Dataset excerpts

______________________________

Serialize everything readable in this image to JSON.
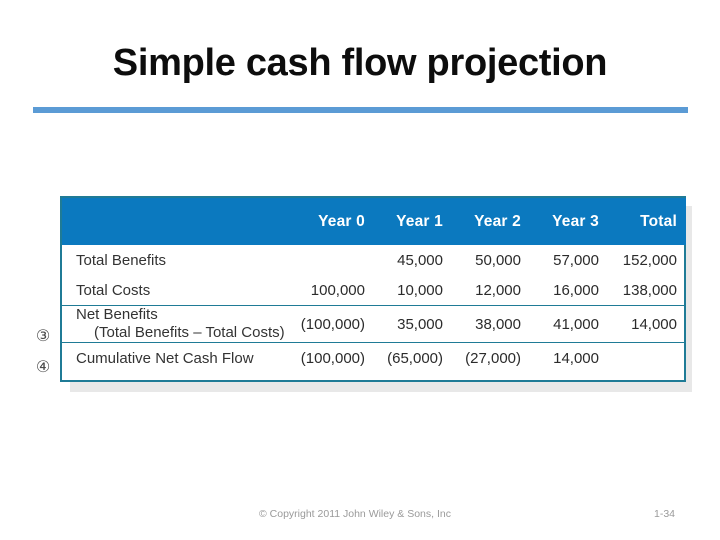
{
  "slide": {
    "title": "Simple cash flow projection",
    "accent_rule_color": "#5b9bd5"
  },
  "table": {
    "header_bg": "#0b79bf",
    "border_color": "#1f7b96",
    "columns": [
      "",
      "Year 0",
      "Year 1",
      "Year 2",
      "Year 3",
      "Total"
    ],
    "row_markers": [
      "③",
      "④"
    ],
    "rows": [
      {
        "label": "Total Benefits",
        "sublabel": "",
        "values": [
          "",
          "45,000",
          "50,000",
          "57,000",
          "152,000"
        ]
      },
      {
        "label": "Total Costs",
        "sublabel": "",
        "values": [
          "100,000",
          "10,000",
          "12,000",
          "16,000",
          "138,000"
        ]
      },
      {
        "label": "Net Benefits",
        "sublabel": "(Total Benefits – Total Costs)",
        "values": [
          "(100,000)",
          "35,000",
          "38,000",
          "41,000",
          "14,000"
        ]
      },
      {
        "label": "Cumulative Net Cash Flow",
        "sublabel": "",
        "values": [
          "(100,000)",
          "(65,000)",
          "(27,000)",
          "14,000",
          ""
        ]
      }
    ]
  },
  "footer": {
    "copyright": "© Copyright 2011 John Wiley & Sons, Inc",
    "page_number": "1-34"
  }
}
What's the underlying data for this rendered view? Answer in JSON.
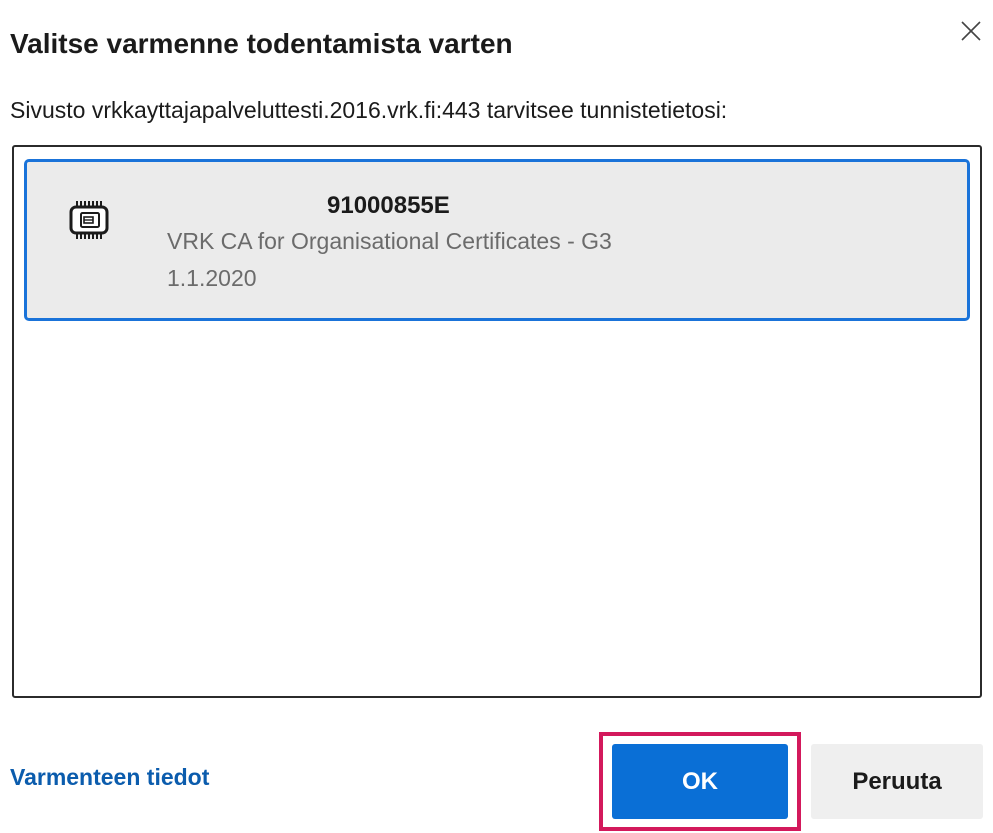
{
  "dialog": {
    "title": "Valitse varmenne todentamista varten",
    "subtitle": "Sivusto vrkkayttajapalveluttesti.2016.vrk.fi:443 tarvitsee tunnistetietosi:",
    "close_icon": "close-icon"
  },
  "certificates": [
    {
      "icon": "smartcard-chip-icon",
      "name": "91000855E",
      "issuer": "VRK CA for Organisational Certificates - G3",
      "date": "1.1.2020",
      "selected": true
    }
  ],
  "footer": {
    "details_link": "Varmenteen tiedot",
    "ok_label": "OK",
    "cancel_label": "Peruuta"
  },
  "colors": {
    "accent": "#0a6fd6",
    "selection_border": "#1a73d9",
    "highlight_frame": "#d3195c",
    "link": "#0b5cad"
  }
}
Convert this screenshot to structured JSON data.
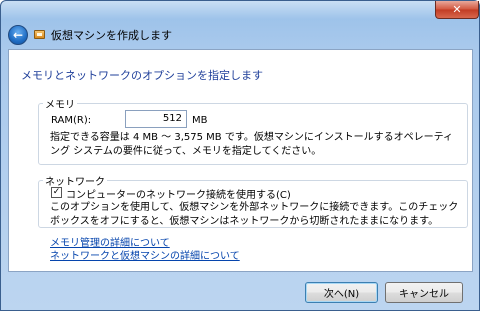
{
  "window": {
    "title": "仮想マシンを作成します",
    "close_symbol": "✕",
    "back_symbol": "←"
  },
  "main": {
    "heading": "メモリとネットワークのオプションを指定します",
    "memory": {
      "group_title": "メモリ",
      "ram_label": "RAM(R):",
      "ram_value": "512",
      "ram_unit": "MB",
      "description": "指定できる容量は 4 MB ～ 3,575 MB です。仮想マシンにインストールするオペレーティング システムの要件に従って、メモリを指定してください。"
    },
    "network": {
      "group_title": "ネットワーク",
      "checkbox_checked": true,
      "checkbox_label": "コンピューターのネットワーク接続を使用する(C)",
      "description": "このオプションを使用して、仮想マシンを外部ネットワークに接続できます。このチェック ボックスをオフにすると、仮想マシンはネットワークから切断されたままになります。"
    },
    "links": {
      "memory_details": "メモリ管理の詳細について",
      "network_details": "ネットワークと仮想マシンの詳細について"
    }
  },
  "buttons": {
    "next": "次へ(N)",
    "cancel": "キャンセル"
  },
  "icons": {
    "back": "back-arrow-icon",
    "app": "virtual-machine-icon",
    "close": "close-icon",
    "check": "checkmark-icon"
  }
}
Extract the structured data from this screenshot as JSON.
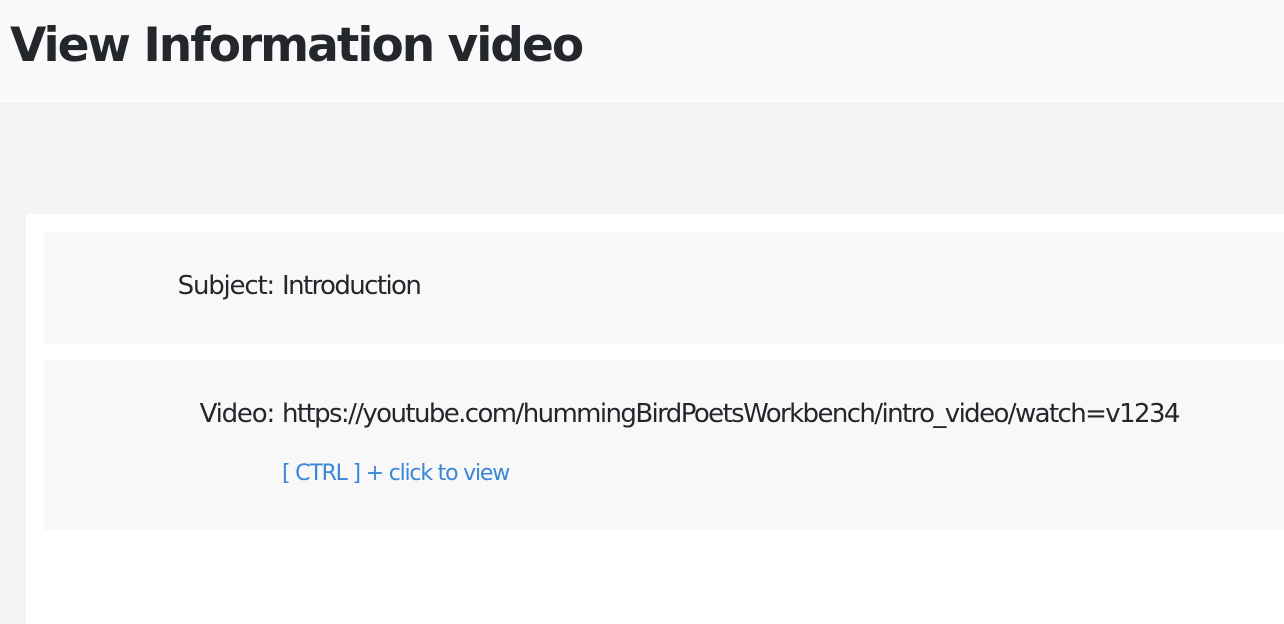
{
  "header": {
    "title": "View Information video"
  },
  "details": {
    "subject": {
      "label": "Subject:",
      "value": "Introduction"
    },
    "video": {
      "label": "Video:",
      "value": "https://youtube.com/hummingBirdPoetsWorkbench/intro_video/watch=v1234",
      "hint": "[ CTRL ] + click to view"
    }
  },
  "colors": {
    "link": "#3a86d8",
    "text": "#23262b",
    "header_bg": "#f9f9f9",
    "page_bg": "#f4f4f4",
    "panel_bg": "#ffffff",
    "row_bg": "#f8f8f8"
  }
}
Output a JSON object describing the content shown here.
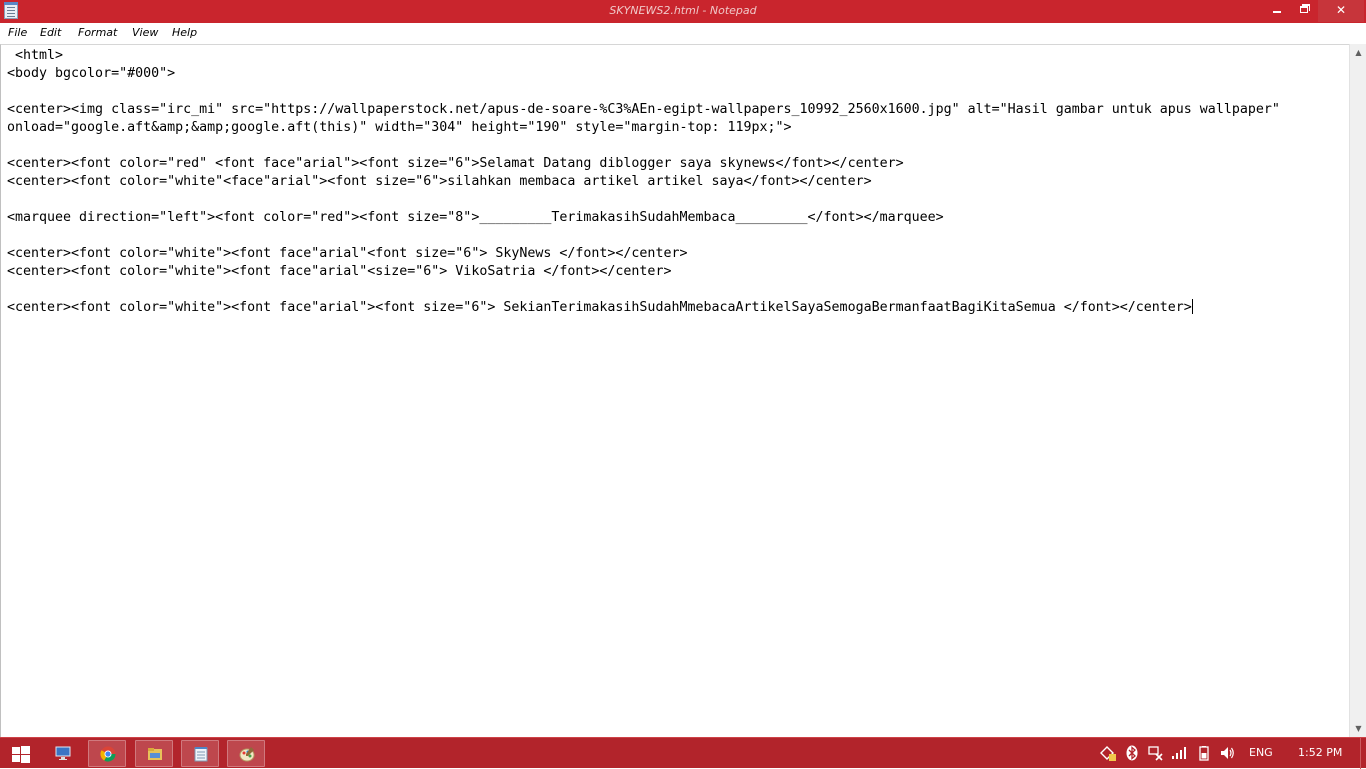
{
  "window": {
    "title": "SKYNEWS2.html - Notepad",
    "accent_color": "#c9252d",
    "controls": [
      "minimize-icon",
      "restore-icon",
      "close-icon"
    ],
    "close_glyph": "✕"
  },
  "menu": {
    "file": "File",
    "edit": "Edit",
    "format": "Format",
    "view": "View",
    "help": "Help"
  },
  "editor": {
    "font": "monospace",
    "lines": [
      " <html>",
      "<body bgcolor=\"#000\">",
      "",
      "<center><img class=\"irc_mi\" src=\"https://wallpaperstock.net/apus-de-soare-%C3%AEn-egipt-wallpapers_10992_2560x1600.jpg\" alt=\"Hasil gambar untuk apus wallpaper\"",
      "onload=\"google.aft&amp;&amp;google.aft(this)\" width=\"304\" height=\"190\" style=\"margin-top: 119px;\">",
      "",
      "<center><font color=\"red\" <font face\"arial\"><font size=\"6\">Selamat Datang diblogger saya skynews</font></center>",
      "<center><font color=\"white\"<face\"arial\"><font size=\"6\">silahkan membaca artikel artikel saya</font></center>",
      "",
      "<marquee direction=\"left\"><font color=\"red\"><font size=\"8\">_________TerimakasihSudahMembaca_________</font></marquee>",
      "",
      "<center><font color=\"white\"><font face\"arial\"<font size=\"6\"> SkyNews </font></center>",
      "<center><font color=\"white\"><font face\"arial\"<size=\"6\"> VikoSatria </font></center>",
      "",
      "<center><font color=\"white\"><font face\"arial\"><font size=\"6\"> SekianTerimakasihSudahMmebacaArtikelSayaSemogaBermanfaatBagiKitaSemua </font></center>"
    ]
  },
  "scrollbar": {
    "up_arrow": "▲",
    "down_arrow": "▼"
  },
  "taskbar": {
    "background": "#b2242b",
    "apps": [
      {
        "name": "computer-icon",
        "active": false
      },
      {
        "name": "chrome-icon",
        "active": false
      },
      {
        "name": "file-explorer-icon",
        "active": false
      },
      {
        "name": "notepad-icon",
        "active": true
      },
      {
        "name": "paint-icon",
        "active": false
      }
    ],
    "tray": {
      "language": "ENG",
      "time": "1:52 PM",
      "icons": [
        "action-center-icon",
        "bluetooth-icon",
        "network-icon",
        "signal-icon",
        "battery-icon",
        "volume-icon"
      ]
    }
  }
}
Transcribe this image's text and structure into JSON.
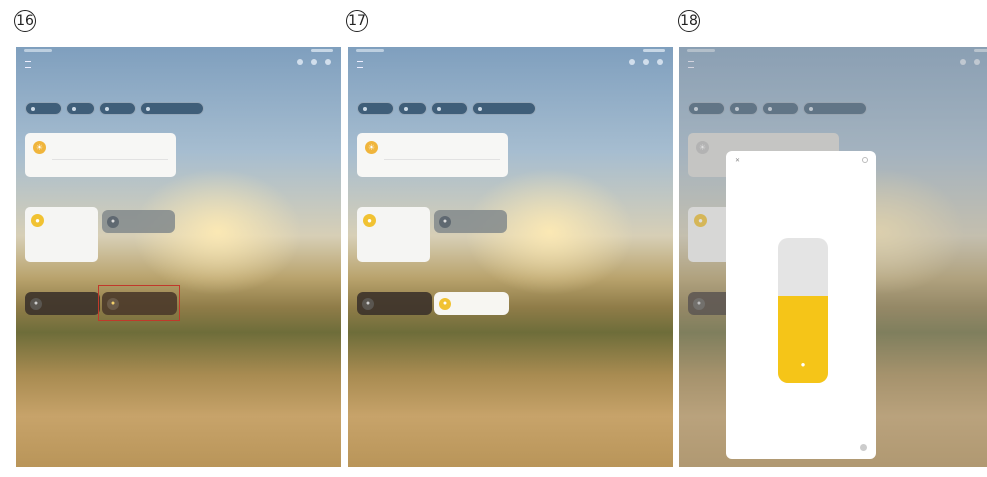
{
  "steps": [
    "16",
    "17",
    "18"
  ],
  "colors": {
    "accent_yellow": "#f5c518",
    "highlight_red": "#c0392b"
  },
  "icons": {
    "bulb": "bulb-icon",
    "status": "light-status-icon",
    "close": "close-icon",
    "settings": "settings-icon"
  },
  "slider": {
    "brightness_fraction": 0.6
  }
}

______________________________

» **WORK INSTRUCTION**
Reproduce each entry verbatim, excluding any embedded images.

» **RESULT FOR THIS EXERCISE**
Serialize everything readable in this image to JSON.
{
  "slide": {
    "title": "Simple cash flow projection",
    "accent_rule_color": "#5b9bd5"
  },
  "table": {
    "header_bg": "#0b79bf",
    "border_color": "#1f7b96",
    "columns": [
      "",
      "Year 0",
      "Year 1",
      "Year 2",
      "Year 3",
      "Total"
    ],
    "row_markers": [
      "③",
      "④"
    ],
    "rows": [
      {
        "label": "Total Benefits",
        "sublabel": "",
        "values": [
          "",
          "45,000",
          "50,000",
          "57,000",
          "152,000"
        ]
      },
      {
        "label": "Total Costs",
        "sublabel": "",
        "values": [
          "100,000",
          "10,000",
          "12,000",
          "16,000",
          "138,000"
        ]
      },
      {
        "label": "Net Benefits",
        "sublabel": "(Total Benefits – Total Costs)",
        "values": [
          "(100,000)",
          "35,000",
          "38,000",
          "41,000",
          "14,000"
        ]
      },
      {
        "label": "Cumulative Net Cash Flow",
        "sublabel": "",
        "values": [
          "(100,000)",
          "(65,000)",
          "(27,000)",
          "14,000",
          ""
        ]
      }
    ]
  },
  "footer": {
    "copyright": "© Copyright 2011 John Wiley & Sons, Inc",
    "page_number": "1-34"
  }
}
What's the underlying data for this rendered view? Answer in JSON.
{
  "dialog": {
    "title": "Valitse varmenne todentamista varten",
    "subtitle": "Sivusto vrkkayttajapalveluttesti.2016.vrk.fi:443 tarvitsee tunnistetietosi:",
    "close_icon": "close-icon"
  },
  "certificates": [
    {
      "icon": "smartcard-chip-icon",
      "name": "91000855E",
      "issuer": "VRK CA for Organisational Certificates - G3",
      "date": "1.1.2020",
      "selected": true
    }
  ],
  "footer": {
    "details_link": "Varmenteen tiedot",
    "ok_label": "OK",
    "cancel_label": "Peruuta"
  },
  "colors": {
    "accent": "#0a6fd6",
    "selection_border": "#1a73d9",
    "highlight_frame": "#d3195c",
    "link": "#0b5cad"
  }
}
Convert this screenshot to structured JSON data.
{
  "window": {
    "title": "仮想マシンを作成します",
    "close_symbol": "✕",
    "back_symbol": "←"
  },
  "main": {
    "heading": "メモリとネットワークのオプションを指定します",
    "memory": {
      "group_title": "メモリ",
      "ram_label": "RAM(R):",
      "ram_value": "512",
      "ram_unit": "MB",
      "description": "指定できる容量は 4 MB ～ 3,575 MB です。仮想マシンにインストールするオペレーティング システムの要件に従って、メモリを指定してください。"
    },
    "network": {
      "group_title": "ネットワーク",
      "checkbox_checked": true,
      "checkbox_label": "コンピューターのネットワーク接続を使用する(C)",
      "description": "このオプションを使用して、仮想マシンを外部ネットワークに接続できます。このチェック ボックスをオフにすると、仮想マシンはネットワークから切断されたままになります。"
    },
    "links": {
      "memory_details": "メモリ管理の詳細について",
      "network_details": "ネットワークと仮想マシンの詳細について"
    }
  },
  "buttons": {
    "next": "次へ(N)",
    "cancel": "キャンセル"
  },
  "icons": {
    "back": "back-arrow-icon",
    "app": "virtual-machine-icon",
    "close": "close-icon",
    "check": "checkmark-icon"
  }
}
Extract the structured data from this screenshot as JSON.
{
  "header": {
    "title": "View Information video"
  },
  "details": {
    "subject": {
      "label": "Subject:",
      "value": "Introduction"
    },
    "video": {
      "label": "Video:",
      "value": "https://youtube.com/hummingBirdPoetsWorkbench/intro_video/watch=v1234",
      "hint": "[ CTRL ] + click to view"
    }
  },
  "colors": {
    "link": "#3a86d8",
    "text": "#23262b",
    "header_bg": "#f9f9f9",
    "page_bg": "#f4f4f4",
    "panel_bg": "#ffffff",
    "row_bg": "#f8f8f8"
  }
}
Output a JSON object describing the content shown here.
{
  "window": {
    "title": "SKYNEWS2.html - Notepad",
    "accent_color": "#c9252d",
    "controls": [
      "minimize-icon",
      "restore-icon",
      "close-icon"
    ],
    "close_glyph": "✕"
  },
  "menu": {
    "file": "File",
    "edit": "Edit",
    "format": "Format",
    "view": "View",
    "help": "Help"
  },
  "editor": {
    "font": "monospace",
    "lines": [
      " <html>",
      "<body bgcolor=\"#000\">",
      "",
      "<center><img class=\"irc_mi\" src=\"https://wallpaperstock.net/apus-de-soare-%C3%AEn-egipt-wallpapers_10992_2560x1600.jpg\" alt=\"Hasil gambar untuk apus wallpaper\"",
      "onload=\"google.aft&amp;&amp;google.aft(this)\" width=\"304\" height=\"190\" style=\"margin-top: 119px;\">",
      "",
      "<center><font color=\"red\" <font face\"arial\"><font size=\"6\">Selamat Datang diblogger saya skynews</font></center>",
      "<center><font color=\"white\"<face\"arial\"><font size=\"6\">silahkan membaca artikel artikel saya</font></center>",
      "",
      "<marquee direction=\"left\"><font color=\"red\"><font size=\"8\">_________TerimakasihSudahMembaca_________</font></marquee>",
      "",
      "<center><font color=\"white\"><font face\"arial\"<font size=\"6\"> SkyNews </font></center>",
      "<center><font color=\"white\"><font face\"arial\"<size=\"6\"> VikoSatria </font></center>",
      "",
      "<center><font color=\"white\"><font face\"arial\"><font size=\"6\"> SekianTerimakasihSudahMmebacaArtikelSayaSemogaBermanfaatBagiKitaSemua </font></center>"
    ]
  },
  "scrollbar": {
    "up_arrow": "▲",
    "down_arrow": "▼"
  },
  "taskbar": {
    "background": "#b2242b",
    "apps": [
      {
        "name": "computer-icon",
        "active": false
      },
      {
        "name": "chrome-icon",
        "active": false
      },
      {
        "name": "file-explorer-icon",
        "active": false
      },
      {
        "name": "notepad-icon",
        "active": true
      },
      {
        "name": "paint-icon",
        "active": false
      }
    ],
    "tray": {
      "language": "ENG",
      "time": "1:52 PM",
      "icons": [
        "action-center-icon",
        "bluetooth-icon",
        "network-icon",
        "signal-icon",
        "battery-icon",
        "volume-icon"
      ]
    }
  }
}
Transcribe this image's text and structure into JSON.
{
  "steps": [
    "16",
    "17",
    "18"
  ],
  "colors": {
    "accent_yellow": "#f5c518",
    "highlight_red": "#c0392b"
  },
  "icons": {
    "bulb": "bulb-icon",
    "status": "light-status-icon",
    "close": "close-icon",
    "settings": "settings-icon"
  },
  "slider": {
    "brightness_fraction": 0.6
  }
}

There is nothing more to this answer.